Grand County, Utah Affirms Support for Moab Master Leasing Plan
County Council approves letter to Interior Secretary Ryan Zinke urging use of planning tool
Utah’s Grand County Council voted to send a letter to Interior Secretary Ryan Zinke, asking him to uphold the locally-driven Moab Master Leasing Plan (MLP). The Bureau of Land Management (BLM) plan, which is the result of several years of planning and a robust stakeholder process, zones the area around Moab in order to balance the management of resource extraction with recreation assets. The Moab MLP, which encompasses 785,000 acres of public land, has been endorsed by 75 local businesses, as well as the City of Moab and previous iterations of the Grand County Council. The plan was finalized in 2016.
The letter, approved by the council urged Zinke to consider impacts development has on the recreation economy, as well as the MLP process itself, saying, “Given the investment of time and energy by so many crucial stakeholders in achieving a positive outcome with the MLP, it is critical that BLM now implement the MLP in accordance with the protections that were adopted in that plan,” the council states. “This means including the measures that are designed to protect our area’s national parks, recreation resources, and scenic public lands while also supporting the oil and gas development that is important to our community.” Moab area businesses demonstrated strong support to the County Council for the Moab MLP, noting that “It is possible for extraction and recreation to coexist — the Moab MLP proves it.”
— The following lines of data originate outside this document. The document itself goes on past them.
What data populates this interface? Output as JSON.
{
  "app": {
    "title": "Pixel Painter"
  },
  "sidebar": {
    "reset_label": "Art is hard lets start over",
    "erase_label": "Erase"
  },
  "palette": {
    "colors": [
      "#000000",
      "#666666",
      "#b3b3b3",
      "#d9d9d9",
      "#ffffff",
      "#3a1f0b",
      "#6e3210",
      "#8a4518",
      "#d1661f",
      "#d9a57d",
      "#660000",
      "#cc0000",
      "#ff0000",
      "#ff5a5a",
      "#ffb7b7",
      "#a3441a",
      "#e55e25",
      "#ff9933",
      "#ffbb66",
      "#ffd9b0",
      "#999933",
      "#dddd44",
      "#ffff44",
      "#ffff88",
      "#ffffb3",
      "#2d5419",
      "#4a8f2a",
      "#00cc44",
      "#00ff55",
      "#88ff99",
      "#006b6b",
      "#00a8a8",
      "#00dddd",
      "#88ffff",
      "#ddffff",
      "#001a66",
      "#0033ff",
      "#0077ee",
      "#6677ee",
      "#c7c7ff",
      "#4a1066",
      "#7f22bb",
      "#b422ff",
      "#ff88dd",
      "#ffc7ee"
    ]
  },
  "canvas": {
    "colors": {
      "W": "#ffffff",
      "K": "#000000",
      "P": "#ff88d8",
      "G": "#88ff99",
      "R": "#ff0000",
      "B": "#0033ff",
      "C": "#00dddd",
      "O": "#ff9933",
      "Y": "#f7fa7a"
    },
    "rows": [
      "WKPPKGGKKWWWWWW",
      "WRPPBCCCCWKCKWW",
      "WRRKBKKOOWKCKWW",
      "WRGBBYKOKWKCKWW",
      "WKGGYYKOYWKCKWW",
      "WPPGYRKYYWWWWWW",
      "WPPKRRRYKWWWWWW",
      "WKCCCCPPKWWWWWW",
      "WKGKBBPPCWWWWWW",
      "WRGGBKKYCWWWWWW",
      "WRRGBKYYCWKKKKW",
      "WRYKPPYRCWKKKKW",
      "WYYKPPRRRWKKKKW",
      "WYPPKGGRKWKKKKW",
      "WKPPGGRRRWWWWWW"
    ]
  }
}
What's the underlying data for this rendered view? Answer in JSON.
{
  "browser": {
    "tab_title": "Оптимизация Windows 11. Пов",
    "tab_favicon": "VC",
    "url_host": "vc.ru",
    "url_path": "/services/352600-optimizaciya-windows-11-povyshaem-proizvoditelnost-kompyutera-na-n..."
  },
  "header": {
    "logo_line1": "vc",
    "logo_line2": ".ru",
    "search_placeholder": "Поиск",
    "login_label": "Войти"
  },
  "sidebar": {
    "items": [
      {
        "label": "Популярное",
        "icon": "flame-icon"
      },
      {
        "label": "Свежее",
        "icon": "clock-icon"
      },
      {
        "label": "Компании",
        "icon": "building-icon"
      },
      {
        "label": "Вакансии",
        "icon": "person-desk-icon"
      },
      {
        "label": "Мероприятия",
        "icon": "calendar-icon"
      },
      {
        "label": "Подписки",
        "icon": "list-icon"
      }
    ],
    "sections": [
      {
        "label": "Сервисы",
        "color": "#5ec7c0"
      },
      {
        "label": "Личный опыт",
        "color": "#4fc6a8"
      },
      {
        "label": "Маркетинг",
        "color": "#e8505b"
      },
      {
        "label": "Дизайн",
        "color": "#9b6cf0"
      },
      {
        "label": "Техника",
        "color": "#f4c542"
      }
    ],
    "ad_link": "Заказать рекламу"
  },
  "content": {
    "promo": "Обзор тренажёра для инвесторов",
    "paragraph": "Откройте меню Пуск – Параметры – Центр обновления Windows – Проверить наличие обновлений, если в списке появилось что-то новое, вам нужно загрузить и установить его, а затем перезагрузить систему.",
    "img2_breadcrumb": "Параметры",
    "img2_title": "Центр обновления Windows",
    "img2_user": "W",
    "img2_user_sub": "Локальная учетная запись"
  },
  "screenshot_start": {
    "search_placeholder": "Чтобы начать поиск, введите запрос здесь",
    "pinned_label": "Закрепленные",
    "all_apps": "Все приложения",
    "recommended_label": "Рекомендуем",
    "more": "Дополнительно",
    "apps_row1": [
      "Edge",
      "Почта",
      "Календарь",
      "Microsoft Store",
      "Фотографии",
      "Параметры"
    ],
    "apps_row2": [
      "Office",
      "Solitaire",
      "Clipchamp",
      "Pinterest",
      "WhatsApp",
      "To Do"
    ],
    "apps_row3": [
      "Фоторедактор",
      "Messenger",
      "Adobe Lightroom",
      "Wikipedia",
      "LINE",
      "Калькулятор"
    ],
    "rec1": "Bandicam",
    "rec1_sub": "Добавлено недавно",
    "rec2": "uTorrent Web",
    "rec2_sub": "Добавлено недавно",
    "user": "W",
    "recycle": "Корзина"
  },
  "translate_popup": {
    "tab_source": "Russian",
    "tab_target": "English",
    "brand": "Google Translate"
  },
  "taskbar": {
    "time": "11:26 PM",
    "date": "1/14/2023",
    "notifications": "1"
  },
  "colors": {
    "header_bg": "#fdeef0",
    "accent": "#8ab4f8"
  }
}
The MLP includes stipulations on surface occupancy and other measures designed to limit the impacts of oil and gas drilling on the local recreation and tourism economy. As recreation continues to grow as an economic driver throughout the nation, planning is necessary to ensure the most efficient use of the landscape, and the most economic impact for local communities.
An upcoming lease sale in March 2018 will include some lands within the MLP area, and this lease will be an important test whether the Bureau of Land Management will appropriately follow the stipulations in the plan.
You can read more about balancing recreation and energy development here.